# [ACTIVITY]
Keep the images out and copy every entry below exactly.

# [App and web page records]
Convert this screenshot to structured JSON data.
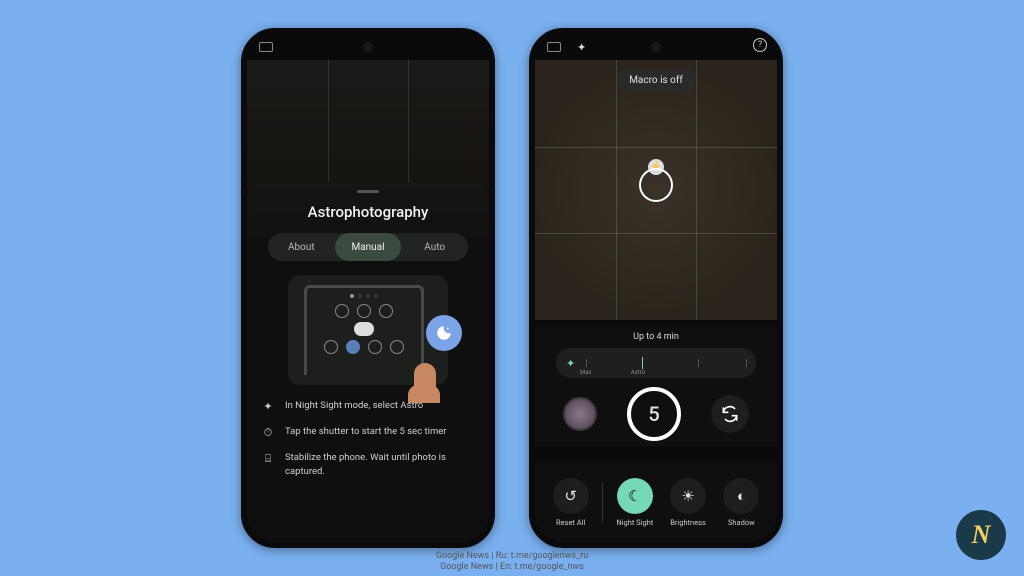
{
  "phone1": {
    "sheet_title": "Astrophotography",
    "tabs": {
      "about": "About",
      "manual": "Manual",
      "auto": "Auto"
    },
    "tips": [
      {
        "icon": "✦",
        "text": "In Night Sight mode, select Astro"
      },
      {
        "icon": "⏱",
        "text": "Tap the shutter to start the 5 sec timer"
      },
      {
        "icon": "⌸",
        "text": "Stabilize the phone. Wait until photo is captured."
      }
    ]
  },
  "phone2": {
    "toast": "Macro is off",
    "exposure_label": "Up to 4 min",
    "slider": {
      "min_label": "Max",
      "max_label": "Astro"
    },
    "shutter_text": "5",
    "bottom_tabs": [
      {
        "label": "Reset All",
        "glyph": "↺",
        "active": false
      },
      {
        "label": "Night Sight",
        "glyph": "☾",
        "active": true
      },
      {
        "label": "Brightness",
        "glyph": "☀",
        "active": false
      },
      {
        "label": "Shadow",
        "glyph": "◐",
        "active": false
      }
    ]
  },
  "footer": {
    "line1": "Google News | Ru: t.me/googlenws_ru",
    "line2": "Google News | En: t.me/google_nws"
  },
  "logo": "N"
}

# [ANSWER SPACE]
Convert this screenshot to structured JSON data.
{
  "phone1": {
    "sheet_title": "Astrophotography",
    "tabs": {
      "about": "About",
      "manual": "Manual",
      "auto": "Auto"
    },
    "tips": [
      {
        "icon": "✦",
        "text": "In Night Sight mode, select Astro"
      },
      {
        "icon": "⏱",
        "text": "Tap the shutter to start the 5 sec timer"
      },
      {
        "icon": "⌸",
        "text": "Stabilize the phone. Wait until photo is captured."
      }
    ]
  },
  "phone2": {
    "toast": "Macro is off",
    "exposure_label": "Up to 4 min",
    "slider": {
      "min_label": "Max",
      "max_label": "Astro"
    },
    "shutter_text": "5",
    "bottom_tabs": [
      {
        "label": "Reset All",
        "glyph": "↺",
        "active": false
      },
      {
        "label": "Night Sight",
        "glyph": "☾",
        "active": true
      },
      {
        "label": "Brightness",
        "glyph": "☀",
        "active": false
      },
      {
        "label": "Shadow",
        "glyph": "◐",
        "active": false
      }
    ]
  },
  "footer": {
    "line1": "Google News | Ru: t.me/googlenws_ru",
    "line2": "Google News | En: t.me/google_nws"
  },
  "logo": "N"
}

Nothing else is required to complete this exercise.